• Problem description:
Work out how many lines in the entries below contain the string "indent". Reply with that figure alone.

(Records from a dataset)

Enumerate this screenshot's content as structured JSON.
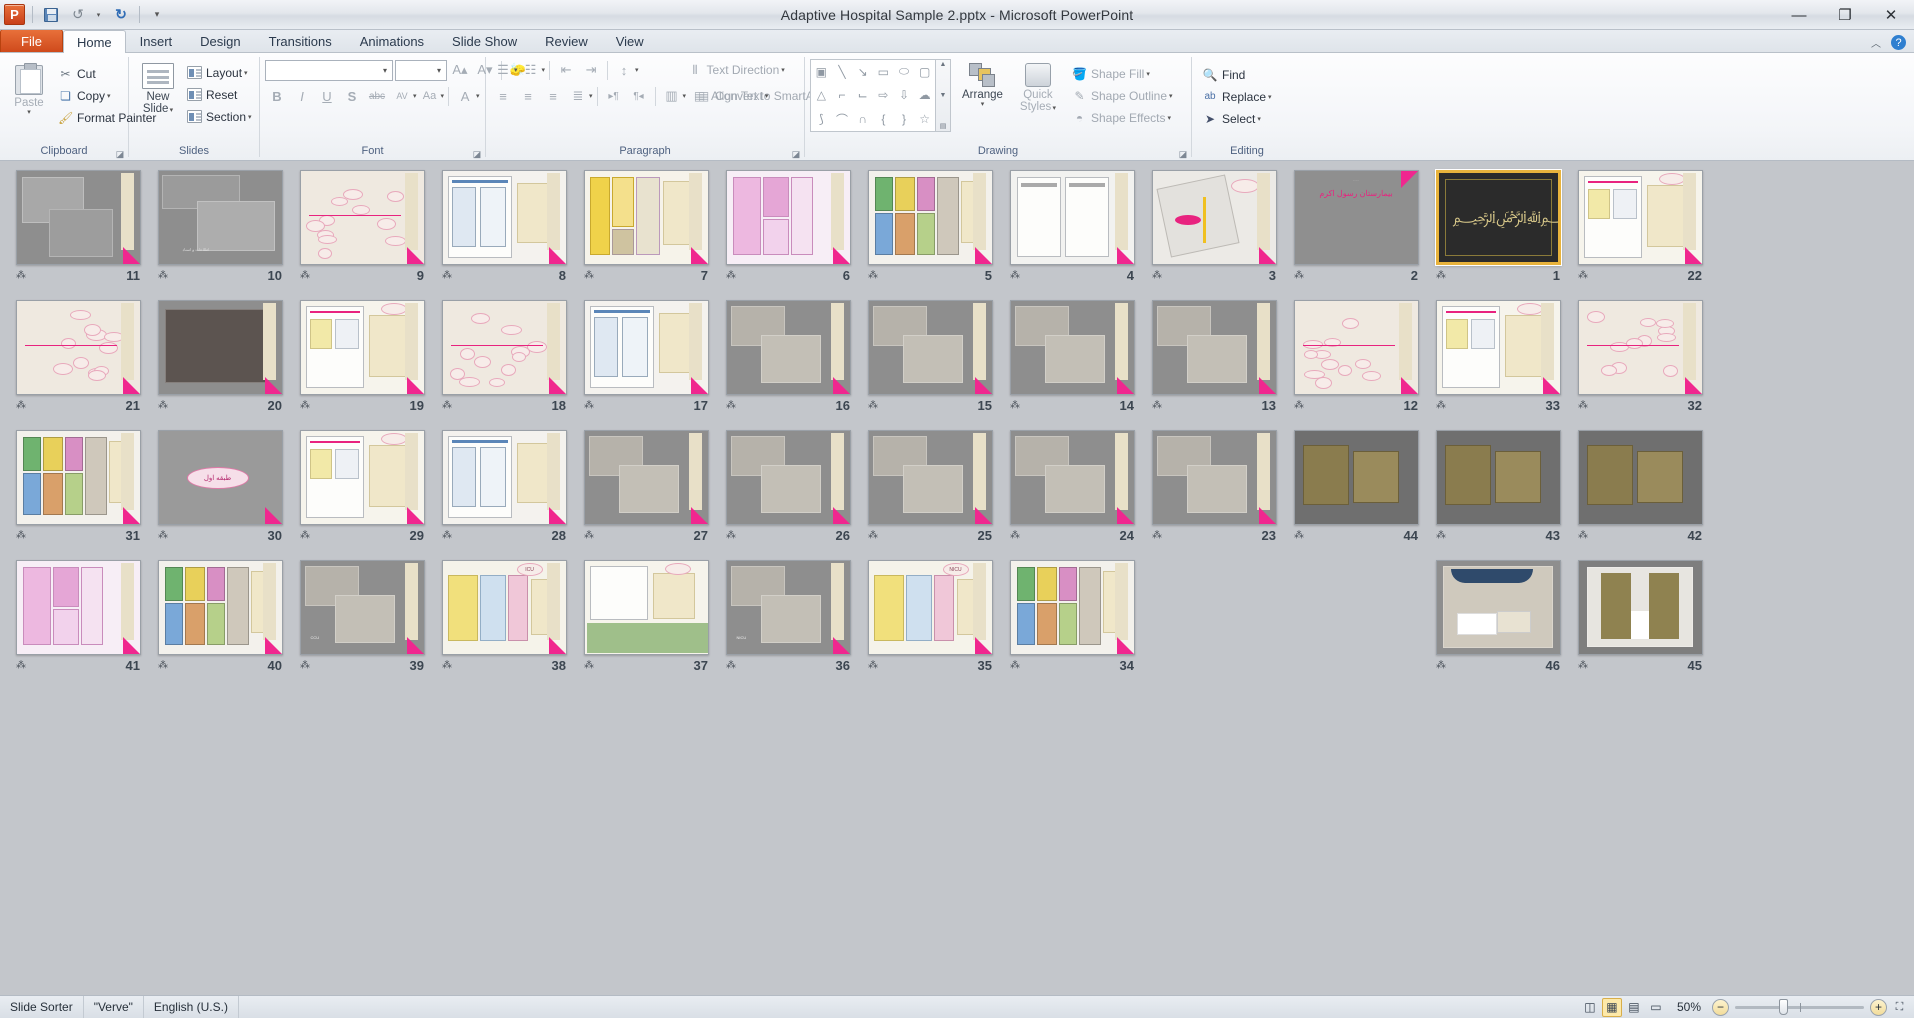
{
  "window": {
    "title": "Adaptive Hospital Sample 2.pptx  -  Microsoft PowerPoint",
    "app_logo": "powerpoint-logo",
    "minimize": "—",
    "restore": "❐",
    "close": "✕",
    "help": "?",
    "collapse_ribbon": "︿"
  },
  "qat": {
    "save": "save-icon",
    "undo": "undo-icon",
    "undo_arrow": "▾",
    "redo": "redo-icon",
    "customize": "▾"
  },
  "tabs": [
    {
      "label": "File",
      "kind": "file"
    },
    {
      "label": "Home",
      "kind": "active"
    },
    {
      "label": "Insert",
      "kind": "normal"
    },
    {
      "label": "Design",
      "kind": "normal"
    },
    {
      "label": "Transitions",
      "kind": "normal"
    },
    {
      "label": "Animations",
      "kind": "normal"
    },
    {
      "label": "Slide Show",
      "kind": "normal"
    },
    {
      "label": "Review",
      "kind": "normal"
    },
    {
      "label": "View",
      "kind": "normal"
    }
  ],
  "ribbon": {
    "groups": [
      {
        "name": "Clipboard",
        "has_dialog": true
      },
      {
        "name": "Slides",
        "has_dialog": false
      },
      {
        "name": "Font",
        "has_dialog": true
      },
      {
        "name": "Paragraph",
        "has_dialog": true
      },
      {
        "name": "Drawing",
        "has_dialog": true
      },
      {
        "name": "Editing",
        "has_dialog": false
      }
    ],
    "clipboard": {
      "paste": "Paste",
      "paste_arrow": "▾",
      "cut": "Cut",
      "copy": "Copy",
      "copy_arrow": "▾",
      "format_painter": "Format Painter"
    },
    "slides": {
      "new_slide": "New\nSlide",
      "new_slide_line1": "New",
      "new_slide_line2": "Slide",
      "new_slide_arrow": "▾",
      "layout": "Layout",
      "layout_arrow": "▾",
      "reset": "Reset",
      "section": "Section",
      "section_arrow": "▾"
    },
    "font": {
      "font_name_value": "",
      "font_size_value": "",
      "grow_font": "A▴",
      "shrink_font": "A▾",
      "clear_formatting": "clear-formatting-icon",
      "bold": "B",
      "italic": "I",
      "underline": "U",
      "shadow": "S",
      "strikethrough": "abc",
      "character_spacing": "AV",
      "change_case": "Aa",
      "font_color": "A"
    },
    "paragraph": {
      "bullets": "bullets-icon",
      "numbering": "numbering-icon",
      "decrease_indent": "decrease-indent-icon",
      "increase_indent": "increase-indent-icon",
      "line_spacing": "line-spacing-icon",
      "align_left": "align-left-icon",
      "align_center": "align-center-icon",
      "align_right": "align-right-icon",
      "justify": "justify-icon",
      "ltr": "ltr-icon",
      "rtl": "rtl-icon",
      "columns": "columns-icon",
      "text_direction": "Text Direction",
      "align_text": "Align Text",
      "convert_to_smartart": "Convert to SmartArt"
    },
    "drawing": {
      "shapes": [
        "textbox",
        "line",
        "arrow",
        "rectangle",
        "oval",
        "rounded-rect",
        "triangle",
        "elbow-connector",
        "elbow-arrow",
        "block-arrow-right",
        "block-arrow-down",
        "cloud",
        "freeform",
        "curve",
        "arc",
        "left-brace",
        "right-brace",
        "star"
      ],
      "arrange": "Arrange",
      "arrange_arrow": "▾",
      "quick_styles_line1": "Quick",
      "quick_styles_line2": "Styles",
      "quick_styles_arrow": "▾",
      "shape_fill": "Shape Fill",
      "shape_outline": "Shape Outline",
      "shape_effects": "Shape Effects"
    },
    "editing": {
      "find": "Find",
      "replace": "Replace",
      "replace_arrow": "▾",
      "select": "Select",
      "select_arrow": "▾"
    }
  },
  "sorter": {
    "selected_slide": 1,
    "transition_icon": "transition-star-icon",
    "slides": [
      {
        "number": "11",
        "style": "photo-pair",
        "label": ""
      },
      {
        "number": "10",
        "style": "photo-lobby",
        "label": "اطلاعات و اسناد"
      },
      {
        "number": "9",
        "style": "bubbles-many",
        "label": ""
      },
      {
        "number": "8",
        "style": "floorplan-blue",
        "label": ""
      },
      {
        "number": "7",
        "style": "floorplan-yellow",
        "label": ""
      },
      {
        "number": "6",
        "style": "floorplan-magenta",
        "label": ""
      },
      {
        "number": "5",
        "style": "floorplan-color",
        "label": ""
      },
      {
        "number": "4",
        "style": "floorplan-gray",
        "label": ""
      },
      {
        "number": "3",
        "style": "sitemap",
        "label": ""
      },
      {
        "number": "2",
        "style": "title-pink",
        "label": "بیمارستان رسول اکرم"
      },
      {
        "number": "1",
        "style": "calligraphy",
        "label": ""
      },
      {
        "number": "22",
        "style": "plan-notes",
        "label": ""
      },
      {
        "number": "21",
        "style": "bubbles-many",
        "label": ""
      },
      {
        "number": "20",
        "style": "photo-dark",
        "label": ""
      },
      {
        "number": "19",
        "style": "plan-notes",
        "label": ""
      },
      {
        "number": "18",
        "style": "bubbles-many",
        "label": ""
      },
      {
        "number": "17",
        "style": "floorplan-blue",
        "label": ""
      },
      {
        "number": "16",
        "style": "photo-room",
        "label": ""
      },
      {
        "number": "15",
        "style": "photo-room",
        "label": ""
      },
      {
        "number": "14",
        "style": "photo-room",
        "label": ""
      },
      {
        "number": "13",
        "style": "photo-room",
        "label": ""
      },
      {
        "number": "12",
        "style": "bubbles-many",
        "label": ""
      },
      {
        "number": "33",
        "style": "plan-notes",
        "label": ""
      },
      {
        "number": "32",
        "style": "bubbles-many",
        "label": ""
      },
      {
        "number": "31",
        "style": "floorplan-color",
        "label": ""
      },
      {
        "number": "30",
        "style": "section-divider",
        "label": "طبقه اول"
      },
      {
        "number": "29",
        "style": "plan-notes",
        "label": ""
      },
      {
        "number": "28",
        "style": "floorplan-blue",
        "label": ""
      },
      {
        "number": "27",
        "style": "photo-lab",
        "label": ""
      },
      {
        "number": "26",
        "style": "photo-lab",
        "label": ""
      },
      {
        "number": "25",
        "style": "photo-lab",
        "label": ""
      },
      {
        "number": "24",
        "style": "photo-room",
        "label": ""
      },
      {
        "number": "23",
        "style": "photo-corridor",
        "label": ""
      },
      {
        "number": "44",
        "style": "render-3d",
        "label": ""
      },
      {
        "number": "43",
        "style": "render-3d",
        "label": ""
      },
      {
        "number": "42",
        "style": "render-3d",
        "label": ""
      },
      {
        "number": "41",
        "style": "floorplan-magenta",
        "label": ""
      },
      {
        "number": "40",
        "style": "floorplan-color",
        "label": ""
      },
      {
        "number": "39",
        "style": "photo-corridor",
        "label": "CCU"
      },
      {
        "number": "38",
        "style": "floorplan-icu",
        "label": "ICU"
      },
      {
        "number": "37",
        "style": "plan-notes-green",
        "label": ""
      },
      {
        "number": "36",
        "style": "photo-corridor",
        "label": "NICU"
      },
      {
        "number": "35",
        "style": "floorplan-icu",
        "label": "NICU"
      },
      {
        "number": "34",
        "style": "floorplan-color",
        "label": ""
      },
      {
        "number": "46",
        "style": "render-room",
        "label": ""
      },
      {
        "number": "45",
        "style": "render-plan",
        "label": ""
      }
    ]
  },
  "status": {
    "view_mode": "Slide Sorter",
    "theme": "\"Verve\"",
    "language": "English (U.S.)",
    "zoom_level": "50%",
    "zoom_out": "−",
    "zoom_in": "+",
    "views": [
      {
        "name": "normal-view-button",
        "glyph": "◫",
        "active": false
      },
      {
        "name": "slide-sorter-view-button",
        "glyph": "▦",
        "active": true
      },
      {
        "name": "reading-view-button",
        "glyph": "▤",
        "active": false
      },
      {
        "name": "slide-show-button",
        "glyph": "▭",
        "active": false
      }
    ],
    "fit_to_window": "fit-slide-to-window-icon"
  }
}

• Solution to this problem:
2